The first Senate meeting of the Spring semester will be held on Monday, February 8. The schedule for the rest of the semester is as follows: February 22, March 1, March 8, March 29, April 5, April 12 (Senate Officer Elections announced), April 26 (Senate Officer Elections), May 3, May 10.
The MIT Musical Theatre Guild premiered their IAP show, Little Shop of Horrors, last weekend. Little Shop is a comedy that is unafraid to be over-the-top, with such characters as the tragically low-aiming Audrey (Rachel Williams ’12) and Orin Scrivello (Matthew Cohen ’10), a sadistic biker-dentist who, if you asked him, might very well give “D.D.S.” as his last name.
ALBUM REVIEW Smooth grooves from across the ocean Atakoglu’s new jazz fusion album takes you across continents
Of all the albums I’ve heard this year, Fahir Atakoglu’s Faces and Places certainly ranks as one of the most exciting. Not only is it special for carrying several international styles into the mainstream jazz market (Atakoglu was born in Istanbul, Turkey, and uses artists from Cuba, Brazil and New York in his ensemble), but as a standalone work it is a powerful addition to the jazz fusion library. Rather than passively creating an album that fuses several cultural voices together, Faces is a very blunt, intentional attempt at multiculturalism — its title and piece choices take geography as inspiration. Despite the diverse nature of the compositions, the album seamlessly weaves styles and moods, lending a greater sense of continuity; this is a cross-continental road trip, not your neighbor’s vacation slide show.
Watching Sherlock Holmes is a bit like going to the circus: loud noises, moving objects and bright colors — but no substance. Although fairly entertaining, Holmes relies too heavily on Robert Downey Jr., who singlehandedly elevates the film above mediocrity as if he were LeBron and Holmes the 2009 Cleveland Cavaliers. Holmes follows the hero (Robert Downey Jr.) and his sarcastic sidekick Dr. Watson (Jude Law) as they tackle a conspiracy to bring down the British government.
“A stick, a stone/it’s the end of the road/ it’s the rest of a stump/it’s a little alone” Luciana Souza sings, choosing English over her native Portuguese. It’s also the birth language of Antonio Carlos Jobim, the quintessential Brazilian composer and the artist behind the song itself.
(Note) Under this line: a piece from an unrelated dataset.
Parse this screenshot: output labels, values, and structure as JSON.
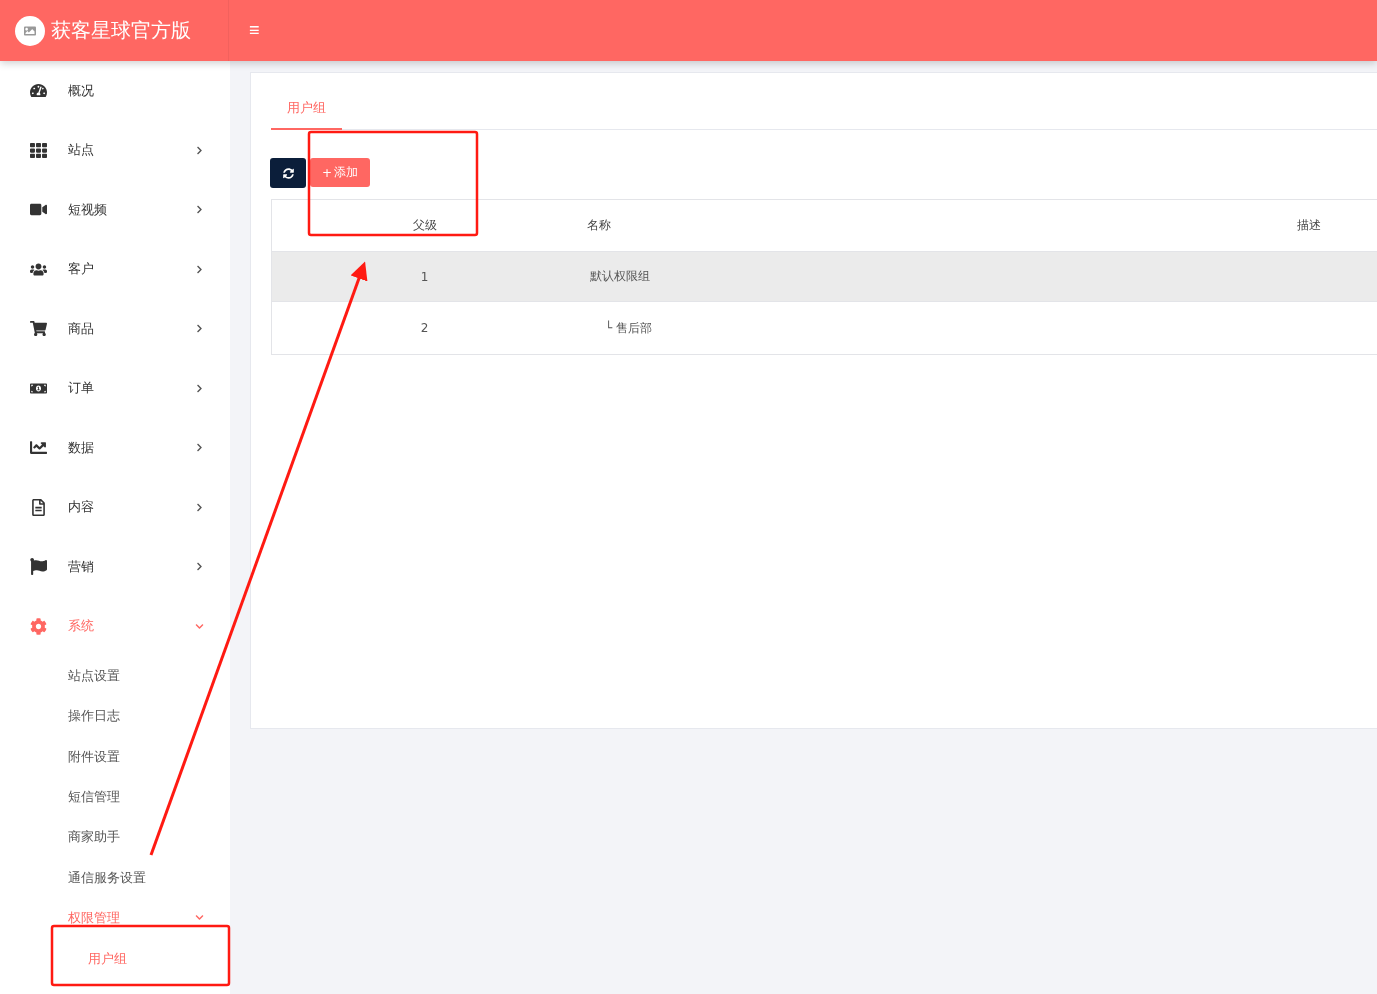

This is Holmes as you have never seen him. Director Guy Ritchie took Sir Arthur Conan Doyle’s celebated detective (Robert Downey Jr.) and warped him so much he very well could have been a brand new character. Nevertheless, Sherlock Holmes the movie is a brilliant production that will take you on a dark captivating adventure, with lots of relentless action, veiled mysteries and satisfying surprises.
As a Patriots fan, I always feel obligated to root against the Colts. Unfortunately, over the course of the 2009 season, I’ve had to grudgingly accept that the Colts aren’t a terrible football team. However, the Saints’ superior running game and Dwight Freeney’s questionable status — even if he plays, I have a hard time believing he’ll be as effective as usual — make me feel justified in predicting that the Saints will win. Like most observers, I expect an offensive explosion from both teams. In the end, though, I think Reggie Bush will shake off the Colts’ run defense and make a play worthy of his paycheck.